*** Block opens ***

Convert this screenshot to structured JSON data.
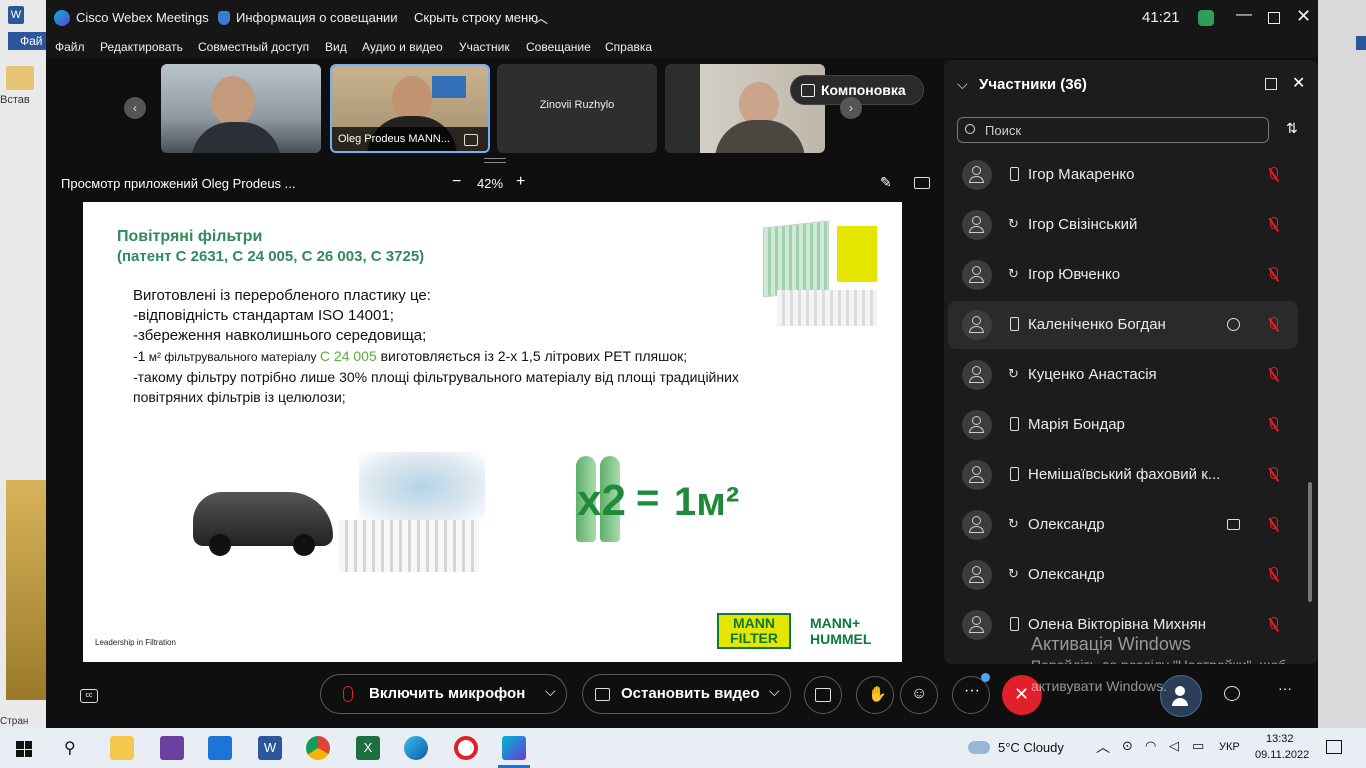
{
  "app": {
    "title": "Cisco Webex Meetings",
    "meeting_info": "Информация о совещании",
    "hide_menu": "Скрыть строку меню",
    "timer": "41:21"
  },
  "word_bg": {
    "file_tab": "Фай",
    "insert_label": "Встав",
    "status_label": "Стран"
  },
  "menu": [
    "Файл",
    "Редактировать",
    "Совместный доступ",
    "Вид",
    "Аудио и видео",
    "Участник",
    "Совещание",
    "Справка"
  ],
  "thumbnails": [
    {
      "label": ""
    },
    {
      "label": "Oleg Prodeus MANN..."
    },
    {
      "label": "Zinovii Ruzhylo"
    },
    {
      "label": ""
    }
  ],
  "layout_button": "Компоновка",
  "share": {
    "title": "Просмотр приложений Oleg Prodeus ...",
    "zoom": "42%",
    "zoom_out": "−",
    "zoom_in": "+"
  },
  "slide": {
    "title_line1": "Повітряні фільтри",
    "title_line2": "(патент C 2631, C 24 005, C 26 003, C 3725)",
    "body": [
      "Виготовлені із переробленого пластику це:",
      "-відповідність стандартам ISO 14001;",
      "-збереження навколишнього середовища;"
    ],
    "line4_a": "-1",
    "line4_b": " м² фільтрувального матеріалу ",
    "line4_c": "C 24 005",
    "line4_d": " виготовляється із 2-х 1,5 літрових PET пляшок;",
    "line5": "-такому фільтру потрібно лише 30% площі фільтрувального матеріалу від площі традиційних",
    "line6": "повітряних фільтрів із целюлози;",
    "x2": "x2",
    "equals": "=",
    "result": "1м²",
    "footer": "Leadership in Filtration",
    "mann_filter_1": "MANN",
    "mann_filter_2": "FILTER",
    "mh_1": "MANN+",
    "mh_2": "HUMMEL"
  },
  "panel": {
    "title": "Участники (36)",
    "search_placeholder": "Поиск",
    "participants": [
      {
        "name": "Ігор Макаренко",
        "device": "phone",
        "extra": ""
      },
      {
        "name": "Ігор Свізінський",
        "device": "sync",
        "extra": ""
      },
      {
        "name": "Ігор Ювченко",
        "device": "sync",
        "extra": ""
      },
      {
        "name": "Каленіченко Богдан",
        "device": "phone",
        "extra": "chat"
      },
      {
        "name": "Куценко Анастасія",
        "device": "sync",
        "extra": ""
      },
      {
        "name": "Марія Бондар",
        "device": "phone",
        "extra": ""
      },
      {
        "name": "Немішаївський фаховий к...",
        "device": "phone",
        "extra": ""
      },
      {
        "name": "Олександр",
        "device": "sync",
        "extra": "video"
      },
      {
        "name": "Олександр",
        "device": "sync",
        "extra": ""
      },
      {
        "name": "Олена Вікторівна Михнян",
        "device": "phone",
        "extra": ""
      }
    ]
  },
  "controls": {
    "mic": "Включить микрофон",
    "video": "Остановить видео"
  },
  "activation": {
    "title": "Активація Windows",
    "line1": "Перейдіть до розділу \"Настройки\", щоб",
    "line2": "активувати Windows."
  },
  "taskbar": {
    "weather": "5°C  Cloudy",
    "lang": "УКР",
    "time": "13:32",
    "date": "09.11.2022"
  },
  "colors": {
    "slide_green": "#2f8a5c",
    "mann_yellow": "#e5e600",
    "mann_green": "#0b7a3a",
    "end_red": "#e0202a"
  }
}
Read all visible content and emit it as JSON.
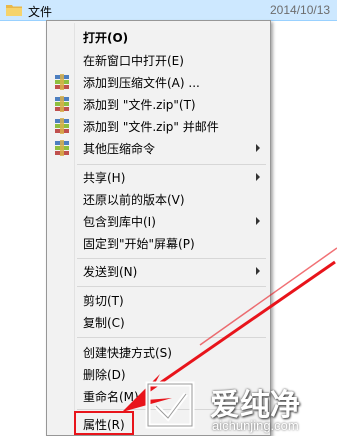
{
  "explorer": {
    "folder_name": "文件",
    "date": "2014/10/13"
  },
  "menu": {
    "items": [
      {
        "label": "打开(O)"
      },
      {
        "label": "在新窗口中打开(E)"
      },
      {
        "label": "添加到压缩文件(A) ..."
      },
      {
        "label": "添加到 \"文件.zip\"(T)"
      },
      {
        "label": "添加到 \"文件.zip\" 并邮件"
      },
      {
        "label": "其他压缩命令"
      },
      {
        "label": "共享(H)"
      },
      {
        "label": "还原以前的版本(V)"
      },
      {
        "label": "包含到库中(I)"
      },
      {
        "label": "固定到\"开始\"屏幕(P)"
      },
      {
        "label": "发送到(N)"
      },
      {
        "label": "剪切(T)"
      },
      {
        "label": "复制(C)"
      },
      {
        "label": "创建快捷方式(S)"
      },
      {
        "label": "删除(D)"
      },
      {
        "label": "重命名(M)"
      },
      {
        "label": "属性(R)"
      }
    ]
  },
  "watermark": {
    "title": "爱纯净",
    "url": "aichunjing.com"
  },
  "colors": {
    "selection": "#cde8ff",
    "highlight": "#e8141b",
    "menu_bg": "#f2f2f2"
  }
}
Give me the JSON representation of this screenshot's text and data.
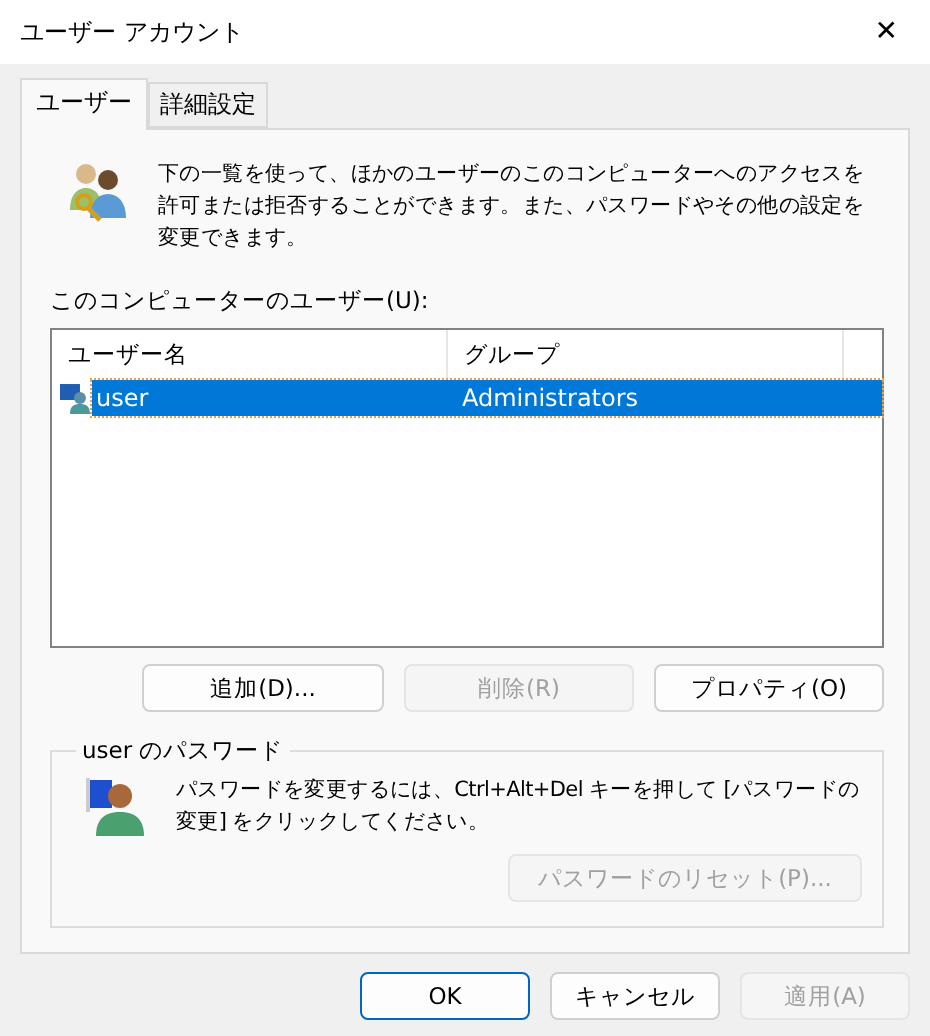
{
  "window": {
    "title": "ユーザー アカウント",
    "close": "✕"
  },
  "tabs": [
    {
      "label": "ユーザー",
      "selected": true
    },
    {
      "label": "詳細設定",
      "selected": false
    }
  ],
  "intro": "下の一覧を使って、ほかのユーザーのこのコンピューターへのアクセスを許可または拒否することができます。また、パスワードやその他の設定を変更できます。",
  "users_label": "このコンピューターのユーザー(U):",
  "table": {
    "columns": [
      "ユーザー名",
      "グループ"
    ],
    "rows": [
      {
        "cells": [
          "user",
          "Administrators"
        ],
        "selected": true
      }
    ]
  },
  "user_buttons": [
    {
      "label": "追加(D)...",
      "disabled": false
    },
    {
      "label": "削除(R)",
      "disabled": true
    },
    {
      "label": "プロパティ(O)",
      "disabled": false
    }
  ],
  "password_group": {
    "title": "user のパスワード",
    "text": "パスワードを変更するには、Ctrl+Alt+Del キーを押して [パスワードの変更] をクリックしてください。",
    "button": {
      "label": "パスワードのリセット(P)...",
      "disabled": true
    }
  },
  "dialog_buttons": [
    {
      "label": "OK",
      "disabled": false,
      "default": true
    },
    {
      "label": "キャンセル",
      "disabled": false,
      "default": false
    },
    {
      "label": "適用(A)",
      "disabled": true,
      "default": false
    }
  ]
}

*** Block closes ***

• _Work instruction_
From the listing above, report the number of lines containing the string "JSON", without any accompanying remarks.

• _Written response_
3